THE Anglican Diocese of Newcastle has officially put its inner-city estate Bishopscourt on the market despite renewed efforts from opponents to save it from sale.
The 4130-square-metre residence in Brown Street had previously housed the city’s successive Anglican bishops until current bishop Greg Thompson chose to settle elsewhere.
Advertisements for the grand property appeared in Saturday’s Newcastle Herald with expressions of interest being called through Walkom real estate.
The Herald understands the property will fetch upwards of $4.75 million, but any sale could be hindered by new moves to have an interim heritage order placed on the property.
The church, including Bishop Thompson and Assistant Bishop Peter Stuart, maintain that Bishopscourt had become too costly to maintain and its sale would generate enough funds to buy a more modest residence for the Bishop as well as fund other church operations.
But the impending sale is continuing to cause dissent among some churchgoers who say the church is selling a valuable asset and may ‘‘fritter away’’ the proceeds.
Further, the opponents argue that the land was originally gifted to the diocese for use as a Bishop’s residence ‘‘for all time’’.
In an email sent to Bishop Thompson on Friday, William Scott, Robert Caddies, David Stewart and Laurie Tabart questioned the church’s decision to sell a gift against what they say were the donor’s intentions. Additionally, they say part of the site was sold in 1996 to create a trust that would fund the upkeep of Bishopscourt without the need to sell it.
The church maintains the sale is supported by a majority within the diocese, including Synod and the Diocesan Council.
Assistant Bishop Stuart said the diocese had been ‘‘diligent and steadfast in dealing with’’ the complex legal framework and its own ordinances.
He agreed that the property was donated to the diocese on the condition it be used to house the Bishop, but said he strongly believed the donor, if she were alive, would be ‘‘very pleased’’ that proceeds from the sale of that gift were still being used to house the Bishop and meet the modern challenges faced by the church.

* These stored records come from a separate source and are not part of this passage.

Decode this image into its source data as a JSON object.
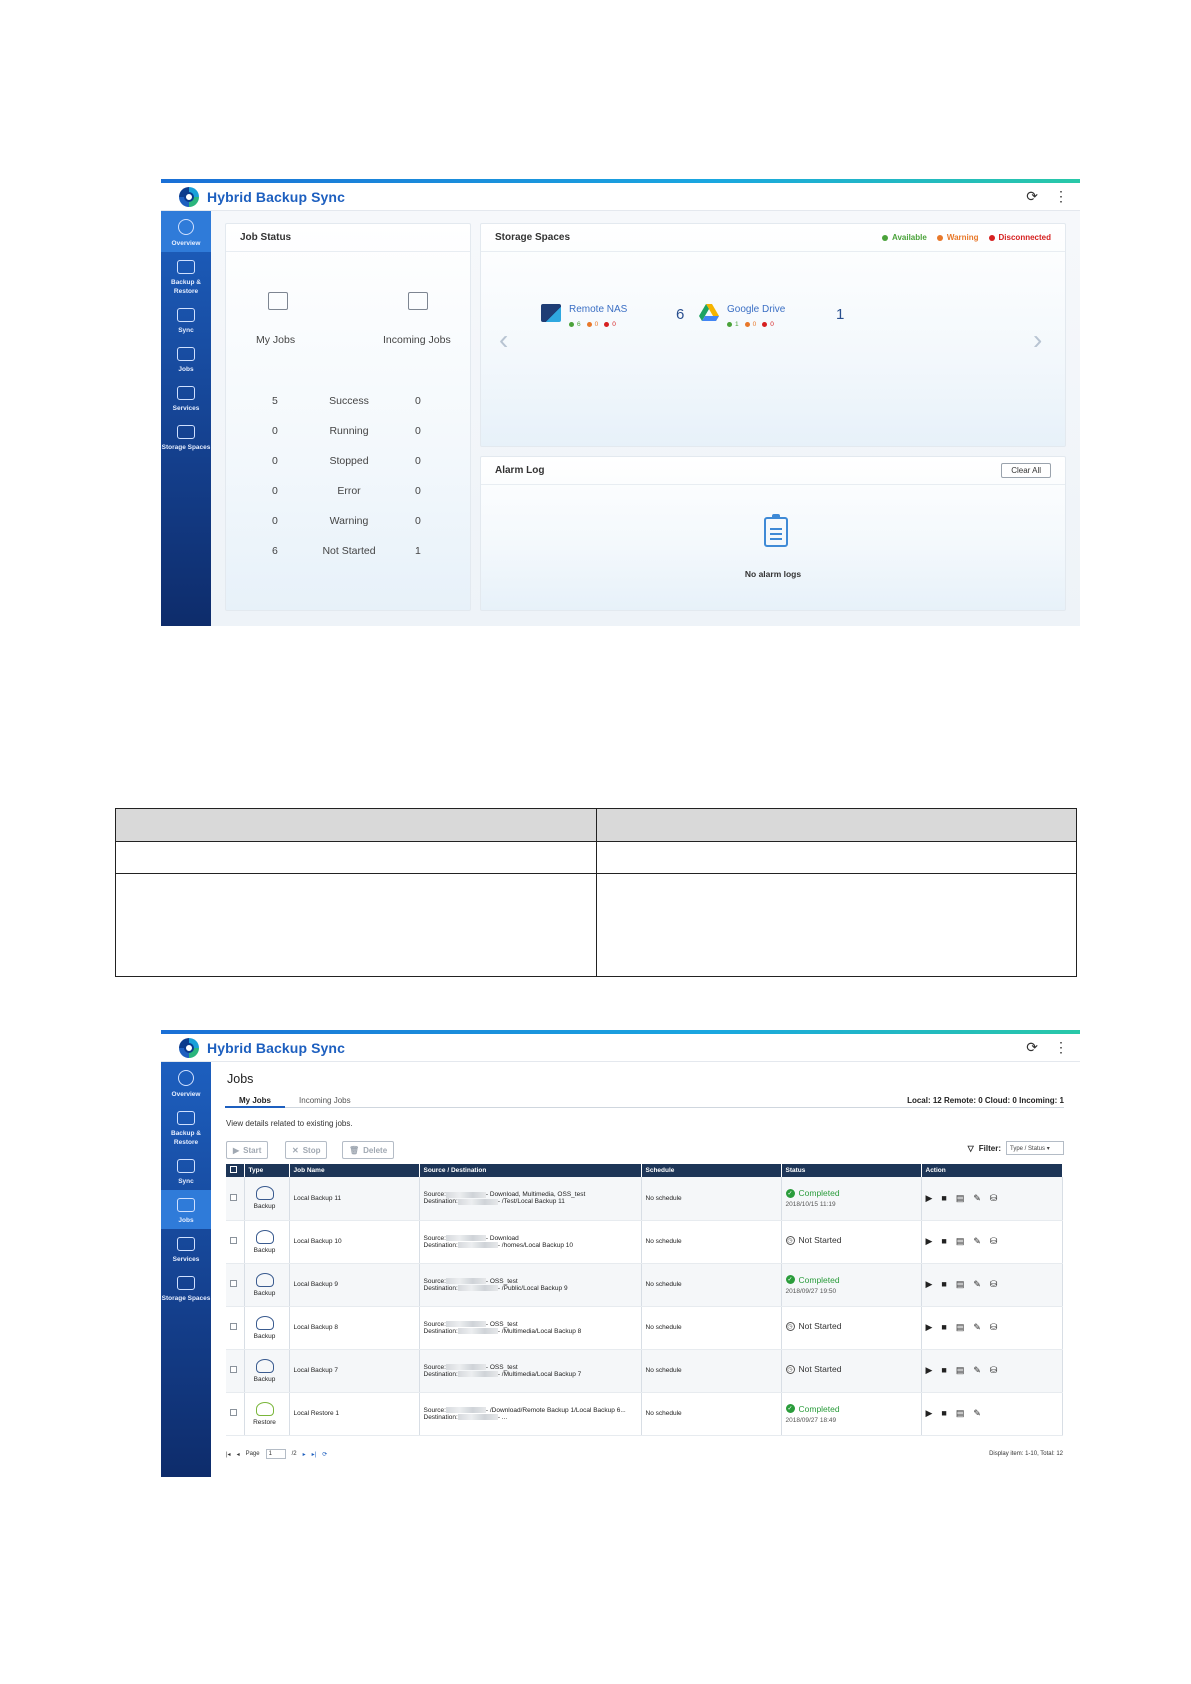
{
  "app": {
    "title": "Hybrid Backup Sync"
  },
  "sidebar": {
    "items": [
      {
        "label": "Overview"
      },
      {
        "label": "Backup & Restore"
      },
      {
        "label": "Sync"
      },
      {
        "label": "Jobs"
      },
      {
        "label": "Services"
      },
      {
        "label": "Storage Spaces"
      }
    ]
  },
  "overview": {
    "job_status": {
      "title": "Job Status",
      "my_jobs": "My Jobs",
      "incoming_jobs": "Incoming Jobs",
      "rows": [
        {
          "mine": "5",
          "label": "Success",
          "incoming": "0"
        },
        {
          "mine": "0",
          "label": "Running",
          "incoming": "0"
        },
        {
          "mine": "0",
          "label": "Stopped",
          "incoming": "0"
        },
        {
          "mine": "0",
          "label": "Error",
          "incoming": "0"
        },
        {
          "mine": "0",
          "label": "Warning",
          "incoming": "0"
        },
        {
          "mine": "6",
          "label": "Not Started",
          "incoming": "1"
        }
      ]
    },
    "storage": {
      "title": "Storage Spaces",
      "legend": [
        {
          "label": "Available",
          "color": "#4aa23a"
        },
        {
          "label": "Warning",
          "color": "#e8782a"
        },
        {
          "label": "Disconnected",
          "color": "#d62020"
        }
      ],
      "spaces": [
        {
          "name": "Remote NAS",
          "count": "6",
          "available": "6",
          "warning": "0",
          "disconnected": "0"
        },
        {
          "name": "Google Drive",
          "count": "1",
          "available": "1",
          "warning": "0",
          "disconnected": "0"
        }
      ]
    },
    "alarm": {
      "title": "Alarm Log",
      "clear": "Clear All",
      "empty": "No alarm logs"
    }
  },
  "jobs": {
    "title": "Jobs",
    "tabs": [
      "My Jobs",
      "Incoming Jobs"
    ],
    "counts": "Local: 12  Remote: 0  Cloud: 0  Incoming: 1",
    "hint": "View details related to existing jobs.",
    "buttons": {
      "start": "Start",
      "stop": "Stop",
      "delete": "Delete"
    },
    "filter": {
      "label": "Filter:",
      "value": "Type / Status"
    },
    "columns": [
      "Type",
      "Job Name",
      "Source / Destination",
      "Schedule",
      "Status",
      "Action"
    ],
    "rows": [
      {
        "type": "Backup",
        "name": "Local Backup 11",
        "source": "- Download, Multimedia, OSS_test",
        "dest": "- /Test/Local Backup 11",
        "schedule": "No schedule",
        "status": "Completed",
        "time": "2018/10/15 11:19"
      },
      {
        "type": "Backup",
        "name": "Local Backup 10",
        "source": "- Download",
        "dest": "- /homes/Local Backup 10",
        "schedule": "No schedule",
        "status": "Not Started",
        "time": ""
      },
      {
        "type": "Backup",
        "name": "Local Backup 9",
        "source": "- OSS_test",
        "dest": "- /Public/Local Backup 9",
        "schedule": "No schedule",
        "status": "Completed",
        "time": "2018/09/27 19:50"
      },
      {
        "type": "Backup",
        "name": "Local Backup 8",
        "source": "- OSS_test",
        "dest": "- /Multimedia/Local Backup 8",
        "schedule": "No schedule",
        "status": "Not Started",
        "time": ""
      },
      {
        "type": "Backup",
        "name": "Local Backup 7",
        "source": "- OSS_test",
        "dest": "- /Multimedia/Local Backup 7",
        "schedule": "No schedule",
        "status": "Not Started",
        "time": ""
      },
      {
        "type": "Restore",
        "name": "Local Restore 1",
        "source": "- /Download/Remote Backup 1/Local Backup 6...",
        "dest": "- ...",
        "schedule": "No schedule",
        "status": "Completed",
        "time": "2018/09/27 18:49"
      }
    ],
    "pager": {
      "page_label": "Page",
      "page": "1",
      "of": "/2",
      "display": "Display item: 1-10, Total: 12"
    },
    "source_label": "Source:",
    "dest_label": "Destination:"
  }
}
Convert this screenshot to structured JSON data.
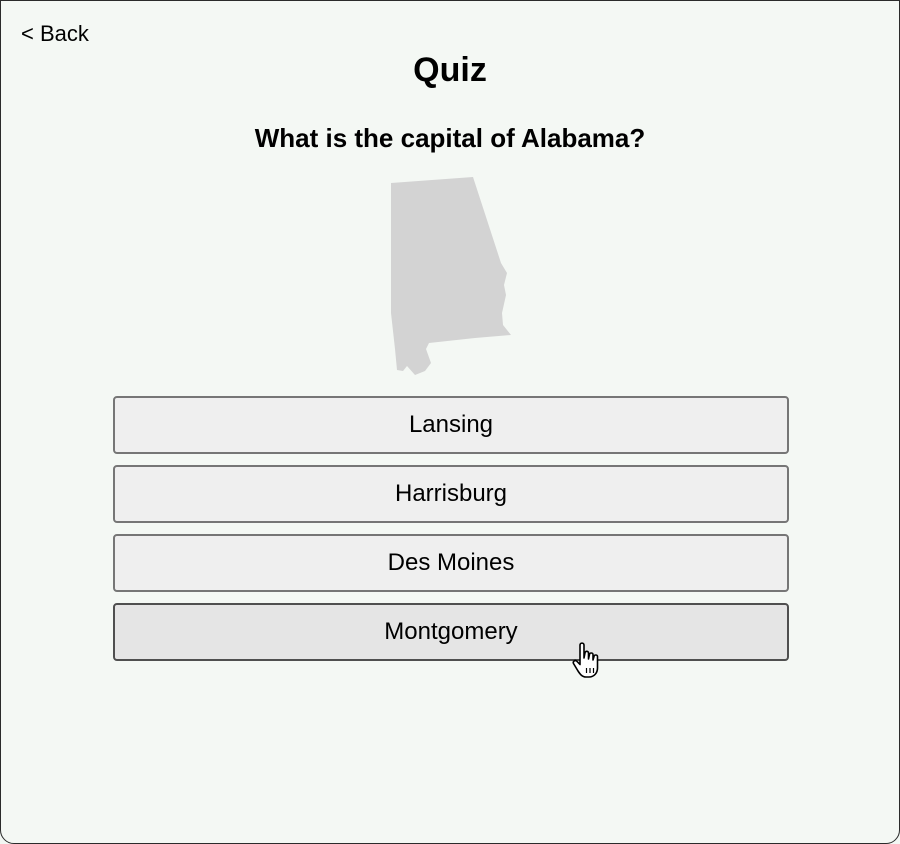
{
  "nav": {
    "back_label": "< Back"
  },
  "page": {
    "title": "Quiz",
    "question": "What is the capital of Alabama?"
  },
  "map": {
    "state": "Alabama",
    "fill_color": "#d3d3d3"
  },
  "answers": [
    {
      "label": "Lansing"
    },
    {
      "label": "Harrisburg"
    },
    {
      "label": "Des Moines"
    },
    {
      "label": "Montgomery",
      "state": "hover"
    }
  ],
  "cursor": {
    "icon": "pointer-hand-icon"
  },
  "colors": {
    "background": "#f4f8f4",
    "button_bg": "#efefef",
    "button_hover_bg": "#e5e5e5",
    "button_border": "#767676"
  }
}
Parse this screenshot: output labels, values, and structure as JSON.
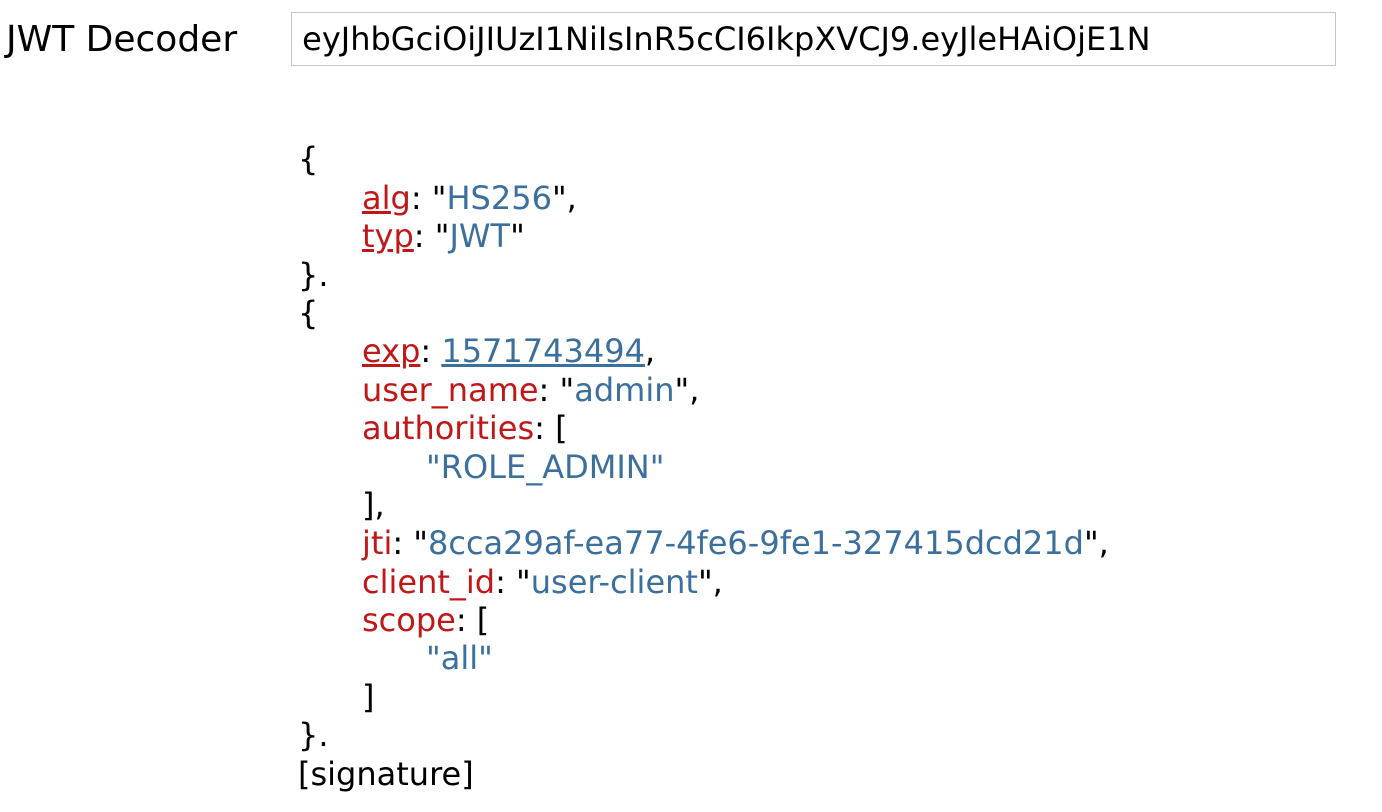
{
  "header": {
    "title": "JWT Decoder",
    "jwt_value": "eyJhbGciOiJIUzI1NiIsInR5cCI6IkpXVCJ9.eyJleHAiOjE1N"
  },
  "decoded": {
    "open_brace": "{",
    "close_brace_dot": "}.",
    "open_bracket": "[",
    "close_bracket": "]",
    "close_bracket_comma": "],",
    "colon_quote": ": \"",
    "colon_space": ": ",
    "quote_comma": "\",",
    "quote": "\"",
    "comma": ",",
    "header_keys": {
      "alg": "alg",
      "typ": "typ"
    },
    "header_vals": {
      "alg": "HS256",
      "typ": "JWT"
    },
    "payload_keys": {
      "exp": "exp",
      "user_name": "user_name",
      "authorities": "authorities",
      "jti": "jti",
      "client_id": "client_id",
      "scope": "scope"
    },
    "payload_vals": {
      "exp": "1571743494",
      "user_name": "admin",
      "authorities0": "\"ROLE_ADMIN\"",
      "jti": "8cca29af-ea77-4fe6-9fe1-327415dcd21d",
      "client_id": "user-client",
      "scope0": "\"all\""
    },
    "signature": "[signature]"
  }
}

He acknowledged the ‘‘passionate concern’’ among objectors, but said he was unaware of moves to have an interim heritage order placed on the property. The impact of such an order, he said, is ‘‘beyond my field of expertise’’.
In regards to the trust established from the sale of part of the land in 1996, Assistant Bishop Stuart said the trust still existed but does not earn enough to cover Bishopscourt’s maintenance costs.
Currently, the seven-bedroom, four-bathroom Bishopscourt is not heritage listed but parts of its grounds are. The application for an interim heritage order on the building does not specifically seek to protect the heritage value of its architecture, but its cultural and historical significance to the city.
Expressions of interest in the property close on May 11.